Start doing your research.

  • Find out what Social Security benefits are available to you and notify them if your loved one was receiving benefits.
  • Understand your tax obligations with the IRS. You may want to work with a tax advisor.
  • If your spouse was a public school employee or state worker, find out about possible spousal benefits from the Wisconsin Retirement System.
  • Contact Medicare if your loved one was receiving benefits.
  • If your spouse was a veteran, inquire about possible survivor benefits.

Claim joint assets. If you are a spouse, most assets are passed to you without approval from a probate court, but that’s not always the case. Rules for property titles can also vary by county.

Protect against identity theft. Close or freeze any accounts, including credit cards, in the deceased’s name as soon as possible. Pay any outstanding bills, notify credit reporting agencies of the death, and cancel their driver’s license. If a vehicle is titled in your loved one’s name, you’ll need to transfer the title.

Review your sources of income and expenses. It can be very helpful to create a budget if you don’t have one. Use our budget sheet and access online tools through your bank or credit union, or use sites like

Get professional assistance. You may need to contact an estate attorney, financial consultant, tax specialist, and/or insurance agent for help with various financial and legal matters that need to be resolved, including any death benefits you may be entitled to.

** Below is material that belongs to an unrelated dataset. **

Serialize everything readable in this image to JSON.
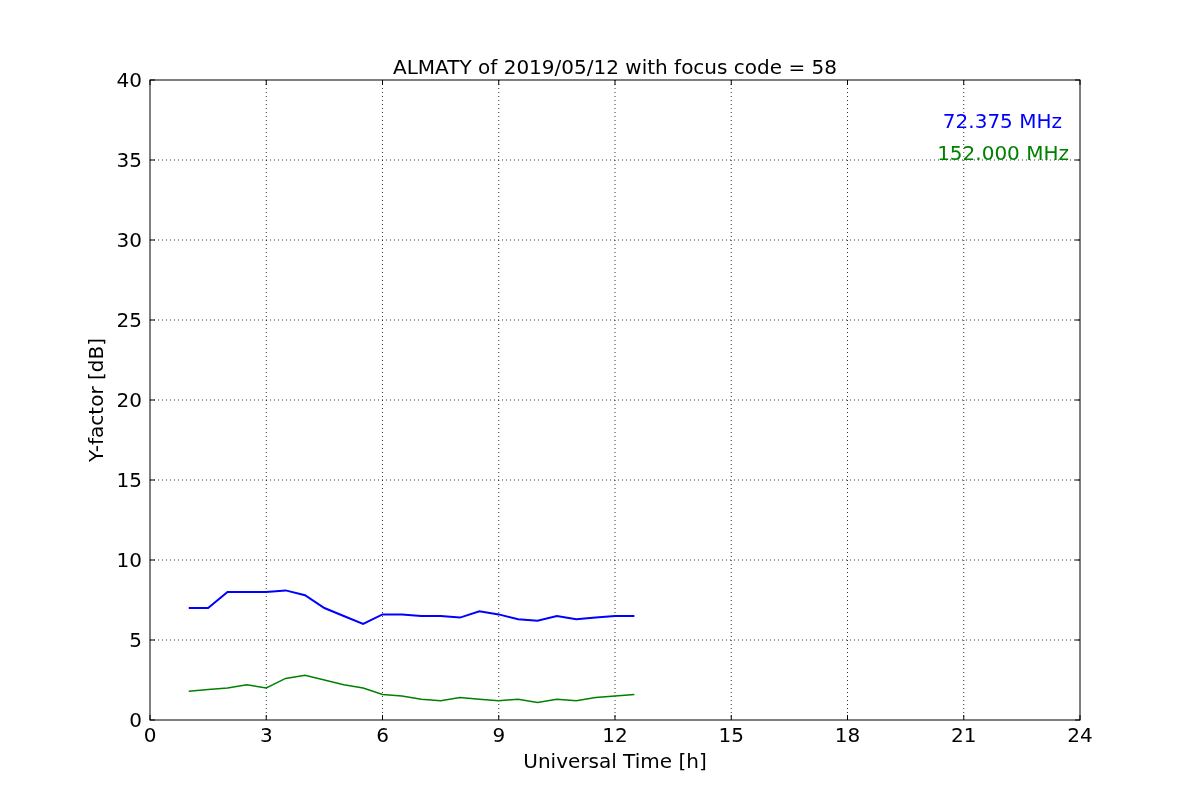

If your spouse had a retirement account at Member Benefits

In the month to follow…

If your loved one had any memberships, subscriptions, or auto-renewals on their bank account, now is a good time to follow up.

Follow up with credit reporting agencies to make sure no fraudulent accounts have been opened in your loved one’s name.

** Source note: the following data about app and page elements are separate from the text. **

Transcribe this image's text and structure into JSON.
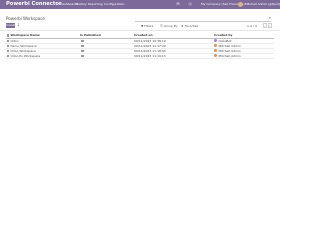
{
  "topbar": {
    "brand": "Powerbi Connector",
    "menus": [
      "Dashboards",
      "History",
      "Reporting",
      "Configuration"
    ],
    "company": "My Company (San Francisco)",
    "user": "Mitchell Admin (gitpod)",
    "icons": [
      "chat-icon",
      "clock-icon"
    ]
  },
  "control": {
    "breadcrumb": "Powerbi Workspace",
    "search_placeholder": "",
    "create_label": "Create",
    "filters_label": "Filters",
    "groupby_label": "Group By",
    "favorites_label": "Favorites",
    "pager": "1-4 / 4"
  },
  "table": {
    "columns": [
      "Workspace Name",
      "Is Published",
      "Created on",
      "Created by"
    ],
    "rows": [
      {
        "name": "Odoo",
        "published": false,
        "created_on": "09/11/2023 10:38:10",
        "created_by": "OdooBot",
        "avatar_color": "#a57ad3"
      },
      {
        "name": "Demo Workspace",
        "published": false,
        "created_on": "09/11/2023 11:17:29",
        "created_by": "Mitchell Admin",
        "avatar_color": "#d9925d"
      },
      {
        "name": "Odoo Workspace",
        "published": false,
        "created_on": "09/11/2023 11:18:03",
        "created_by": "Mitchell Admin",
        "avatar_color": "#d9925d"
      },
      {
        "name": "Odoo Po Workspace",
        "published": false,
        "created_on": "09/11/2023 11:19:13",
        "created_by": "Mitchell Admin",
        "avatar_color": "#d9925d"
      }
    ]
  },
  "colors": {
    "brand": "#7d6a9a"
  }
}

Update your information on personal accounts and property. Make sure your beneficiaries are up to date on your retirement accounts as well.

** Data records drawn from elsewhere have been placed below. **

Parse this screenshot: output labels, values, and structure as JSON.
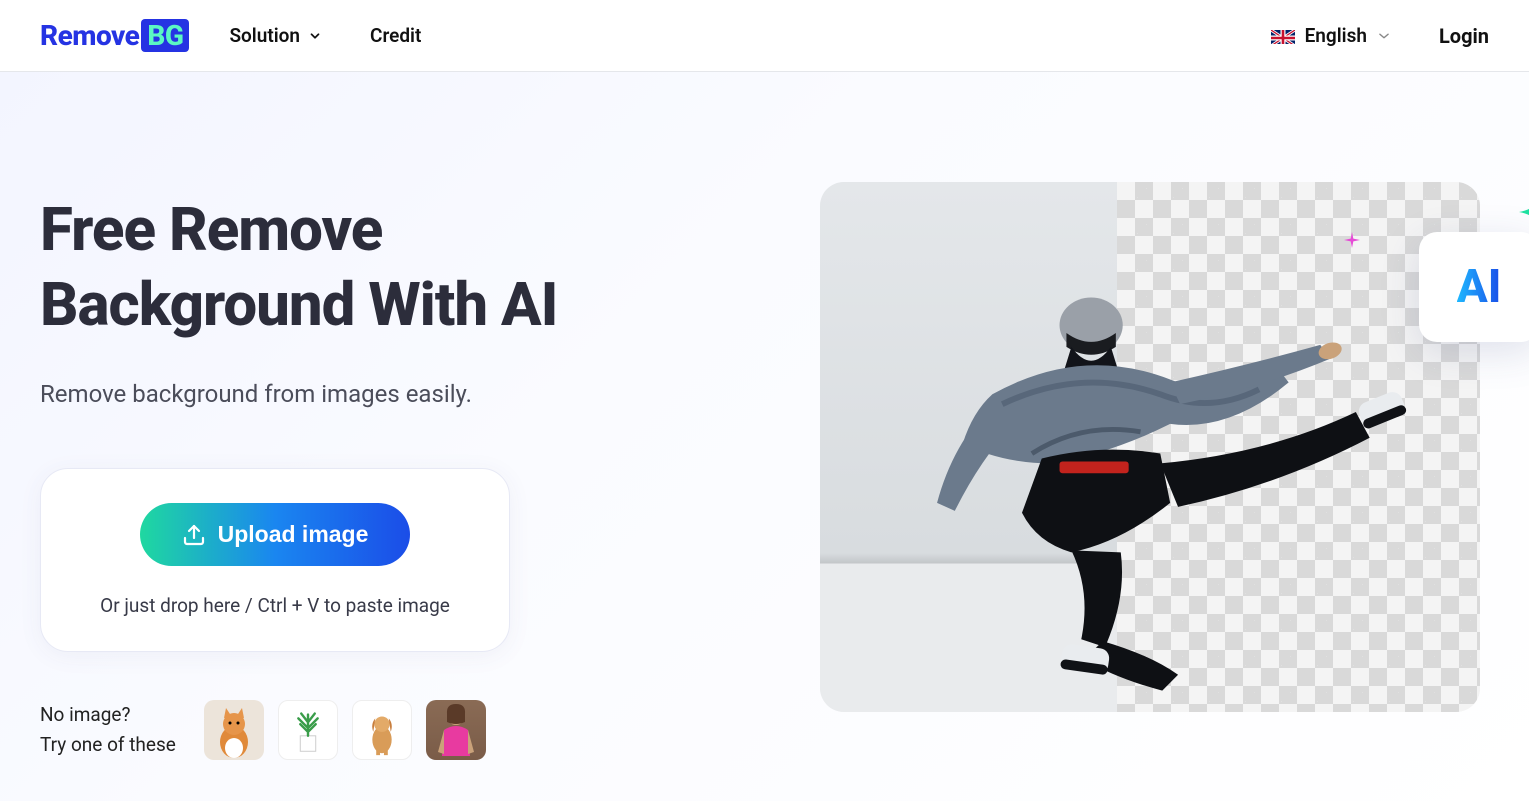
{
  "logo": {
    "prefix": "Remove",
    "box": "BG"
  },
  "nav": {
    "solution": "Solution",
    "credit": "Credit"
  },
  "header": {
    "language": "English",
    "login": "Login"
  },
  "hero": {
    "title_line1": "Free Remove",
    "title_line2": "Background With AI",
    "subtitle": "Remove background from images easily.",
    "upload_label": "Upload image",
    "drop_hint": "Or just drop here / Ctrl + V to paste image",
    "no_image_line1": "No image?",
    "no_image_line2": "Try one of these",
    "ai_badge": "AI"
  }
}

Look into e-mail and other online accounts that your loved one had open. Different platforms have their own options and policies about terminating accounts. Some, like Facebook and Instagram, can be memorialized if you so choose.

Get help

Seek financial guidance after things have settled a bit. As a public school employee, you have us. Member Benefits has several financial planning services available, whether you’re early in your career, in the middle, or nearing retirement—or whether you are a family member of a school employee.

We’re always here to help you start planning your financial future and answer any questions you may have. Don’t worry if you feel overwhelmed…we’ll help guide you no matter how financially savvy you may be.

Final thoughts

One more important point—in the first weeks and months following your loss, put a hold on making any major financial decisions. This is an emotional and vulnerable time. You’ll need some time to grieve and process the situation before you decide on selling a house, making changes to assets, etc. Don’t loan or gift money to family or friends without having a good handle on what your financial future will be. You may also be contacted by sales people trying to talk you into buying financial products and services…and they may not have your best interest in mind.

Don’t let anyone pressure you into anything. Wait until you’ve had some time to grieve and things have settled down so you can get some clarity before making any changes.

If you can, plan ahead

Things usually go more smoothly during this time if you plan ahead with your family members before anything happens. It may not be easy, but opening up a dialogue with your adult children and other involved relatives, as well as your executor or trustee, is important so that everyone involved understands each other’s wishes and needs.

Keep in mind that while everyone can express an opinion, don’t feel pressured—ultimately, each person needs to make their own decisions about their final wishes.


WEA Member Benefits

  • 1-800-269-4030 Retirement
  • 1-800-279-4030 Insurance

Free eBook with checklist: What to do when you lose a loved one

This article is for informational purposes only and is not intended to constitute legal, financial, or tax advice. Certain recommendations or guidelines may not be appropriate for everyone. Consult your personal advisor or attorney for advice specific to your unique circumstances before taking action.